Extract the full listing below without altering a single character.
((
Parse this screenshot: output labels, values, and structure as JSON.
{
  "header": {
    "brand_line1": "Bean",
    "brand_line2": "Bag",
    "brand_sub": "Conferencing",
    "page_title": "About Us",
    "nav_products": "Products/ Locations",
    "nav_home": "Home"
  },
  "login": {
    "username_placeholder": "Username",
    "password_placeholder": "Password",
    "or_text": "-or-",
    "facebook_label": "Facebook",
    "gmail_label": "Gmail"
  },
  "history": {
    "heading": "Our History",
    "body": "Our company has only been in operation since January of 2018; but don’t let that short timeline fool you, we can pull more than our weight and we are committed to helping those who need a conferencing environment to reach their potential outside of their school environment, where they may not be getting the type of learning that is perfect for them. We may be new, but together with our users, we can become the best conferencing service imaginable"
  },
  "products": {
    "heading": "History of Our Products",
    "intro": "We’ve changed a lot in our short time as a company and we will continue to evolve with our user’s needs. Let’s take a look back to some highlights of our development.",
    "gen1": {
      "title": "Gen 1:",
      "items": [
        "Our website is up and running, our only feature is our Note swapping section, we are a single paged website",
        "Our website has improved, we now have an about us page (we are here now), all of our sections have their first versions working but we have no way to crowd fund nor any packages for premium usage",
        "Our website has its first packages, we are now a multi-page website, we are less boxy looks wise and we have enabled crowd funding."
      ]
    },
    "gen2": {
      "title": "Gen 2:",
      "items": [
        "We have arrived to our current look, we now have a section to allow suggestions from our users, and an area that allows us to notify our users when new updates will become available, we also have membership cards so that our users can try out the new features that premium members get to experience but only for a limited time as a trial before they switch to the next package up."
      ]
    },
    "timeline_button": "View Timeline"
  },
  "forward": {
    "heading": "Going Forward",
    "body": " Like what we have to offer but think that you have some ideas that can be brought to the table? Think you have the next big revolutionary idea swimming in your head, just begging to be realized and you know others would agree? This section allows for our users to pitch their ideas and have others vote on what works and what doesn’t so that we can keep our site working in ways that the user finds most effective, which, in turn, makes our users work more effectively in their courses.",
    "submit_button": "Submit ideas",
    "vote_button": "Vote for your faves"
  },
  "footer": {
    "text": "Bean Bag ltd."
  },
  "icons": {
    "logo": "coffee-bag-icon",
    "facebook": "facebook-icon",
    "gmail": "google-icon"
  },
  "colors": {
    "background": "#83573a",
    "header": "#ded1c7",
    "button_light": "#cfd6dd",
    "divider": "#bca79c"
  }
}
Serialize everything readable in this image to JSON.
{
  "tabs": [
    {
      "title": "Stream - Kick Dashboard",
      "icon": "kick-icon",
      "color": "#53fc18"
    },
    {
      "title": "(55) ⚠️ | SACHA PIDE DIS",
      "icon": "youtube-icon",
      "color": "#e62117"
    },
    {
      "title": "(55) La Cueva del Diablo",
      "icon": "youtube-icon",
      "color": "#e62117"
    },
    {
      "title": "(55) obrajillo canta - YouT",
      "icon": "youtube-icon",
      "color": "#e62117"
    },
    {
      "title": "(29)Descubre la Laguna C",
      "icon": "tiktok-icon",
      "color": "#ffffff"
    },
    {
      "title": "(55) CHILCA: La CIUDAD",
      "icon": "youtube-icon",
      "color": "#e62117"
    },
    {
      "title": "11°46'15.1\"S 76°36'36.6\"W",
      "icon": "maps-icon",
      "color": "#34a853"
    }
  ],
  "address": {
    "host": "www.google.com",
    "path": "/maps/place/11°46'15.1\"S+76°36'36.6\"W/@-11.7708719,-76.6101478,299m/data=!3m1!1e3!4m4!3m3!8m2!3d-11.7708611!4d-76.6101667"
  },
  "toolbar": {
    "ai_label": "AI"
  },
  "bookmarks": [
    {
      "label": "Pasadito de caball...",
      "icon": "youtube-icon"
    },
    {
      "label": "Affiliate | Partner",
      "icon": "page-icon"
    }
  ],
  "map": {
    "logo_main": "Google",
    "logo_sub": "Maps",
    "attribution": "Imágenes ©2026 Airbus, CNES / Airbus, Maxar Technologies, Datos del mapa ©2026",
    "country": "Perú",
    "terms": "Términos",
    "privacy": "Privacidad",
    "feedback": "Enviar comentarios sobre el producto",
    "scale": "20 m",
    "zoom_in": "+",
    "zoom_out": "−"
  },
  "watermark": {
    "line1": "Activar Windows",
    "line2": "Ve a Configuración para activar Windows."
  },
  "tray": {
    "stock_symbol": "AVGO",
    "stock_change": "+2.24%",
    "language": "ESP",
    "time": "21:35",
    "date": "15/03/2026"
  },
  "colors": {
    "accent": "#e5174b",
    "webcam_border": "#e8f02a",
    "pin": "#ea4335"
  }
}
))
ANSWER TO THE PROBLEM:
Parse this screenshot: output labels, values, and structure as JSON.
{
  "header": {
    "brand_line1": "Bean",
    "brand_line2": "Bag",
    "brand_sub": "Conferencing",
    "page_title": "About Us",
    "nav_products": "Products/ Locations",
    "nav_home": "Home"
  },
  "login": {
    "username_placeholder": "Username",
    "password_placeholder": "Password",
    "or_text": "-or-",
    "facebook_label": "Facebook",
    "gmail_label": "Gmail"
  },
  "history": {
    "heading": "Our History",
    "body": "Our company has only been in operation since January of 2018; but don’t let that short timeline fool you, we can pull more than our weight and we are committed to helping those who need a conferencing environment to reach their potential outside of their school environment, where they may not be getting the type of learning that is perfect for them. We may be new, but together with our users, we can become the best conferencing service imaginable"
  },
  "products": {
    "heading": "History of Our Products",
    "intro": "We’ve changed a lot in our short time as a company and we will continue to evolve with our user’s needs. Let’s take a look back to some highlights of our development.",
    "gen1": {
      "title": "Gen 1:",
      "items": [
        "Our website is up and running, our only feature is our Note swapping section, we are a single paged website",
        "Our website has improved, we now have an about us page (we are here now), all of our sections have their first versions working but we have no way to crowd fund nor any packages for premium usage",
        "Our website has its first packages, we are now a multi-page website, we are less boxy looks wise and we have enabled crowd funding."
      ]
    },
    "gen2": {
      "title": "Gen 2:",
      "items": [
        "We have arrived to our current look, we now have a section to allow suggestions from our users, and an area that allows us to notify our users when new updates will become available, we also have membership cards so that our users can try out the new features that premium members get to experience but only for a limited time as a trial before they switch to the next package up."
      ]
    },
    "timeline_button": "View Timeline"
  },
  "forward": {
    "heading": "Going Forward",
    "body": " Like what we have to offer but think that you have some ideas that can be brought to the table? Think you have the next big revolutionary idea swimming in your head, just begging to be realized and you know others would agree? This section allows for our users to pitch their ideas and have others vote on what works and what doesn’t so that we can keep our site working in ways that the user finds most effective, which, in turn, makes our users work more effectively in their courses.",
    "submit_button": "Submit ideas",
    "vote_button": "Vote for your faves"
  },
  "footer": {
    "text": "Bean Bag ltd."
  },
  "icons": {
    "logo": "coffee-bag-icon",
    "facebook": "facebook-icon",
    "gmail": "google-icon"
  },
  "colors": {
    "background": "#83573a",
    "header": "#ded1c7",
    "button_light": "#cfd6dd",
    "divider": "#bca79c"
  }
}
Serialize everything readable in this image to JSON.
{
  "tabs": [
    {
      "title": "Stream - Kick Dashboard",
      "icon": "kick-icon",
      "color": "#53fc18"
    },
    {
      "title": "(55) ⚠️ | SACHA PIDE DIS",
      "icon": "youtube-icon",
      "color": "#e62117"
    },
    {
      "title": "(55) La Cueva del Diablo",
      "icon": "youtube-icon",
      "color": "#e62117"
    },
    {
      "title": "(55) obrajillo canta - YouT",
      "icon": "youtube-icon",
      "color": "#e62117"
    },
    {
      "title": "(29)Descubre la Laguna C",
      "icon": "tiktok-icon",
      "color": "#ffffff"
    },
    {
      "title": "(55) CHILCA: La CIUDAD",
      "icon": "youtube-icon",
      "color": "#e62117"
    },
    {
      "title": "11°46'15.1\"S 76°36'36.6\"W",
      "icon": "maps-icon",
      "color": "#34a853"
    }
  ],
  "address": {
    "host": "www.google.com",
    "path": "/maps/place/11°46'15.1\"S+76°36'36.6\"W/@-11.7708719,-76.6101478,299m/data=!3m1!1e3!4m4!3m3!8m2!3d-11.7708611!4d-76.6101667"
  },
  "toolbar": {
    "ai_label": "AI"
  },
  "bookmarks": [
    {
      "label": "Pasadito de caball...",
      "icon": "youtube-icon"
    },
    {
      "label": "Affiliate | Partner",
      "icon": "page-icon"
    }
  ],
  "map": {
    "logo_main": "Google",
    "logo_sub": "Maps",
    "attribution": "Imágenes ©2026 Airbus, CNES / Airbus, Maxar Technologies, Datos del mapa ©2026",
    "country": "Perú",
    "terms": "Términos",
    "privacy": "Privacidad",
    "feedback": "Enviar comentarios sobre el producto",
    "scale": "20 m",
    "zoom_in": "+",
    "zoom_out": "−"
  },
  "watermark": {
    "line1": "Activar Windows",
    "line2": "Ve a Configuración para activar Windows."
  },
  "tray": {
    "stock_symbol": "AVGO",
    "stock_change": "+2.24%",
    "language": "ESP",
    "time": "21:35",
    "date": "15/03/2026"
  },
  "colors": {
    "accent": "#e5174b",
    "webcam_border": "#e8f02a",
    "pin": "#ea4335"
  }
}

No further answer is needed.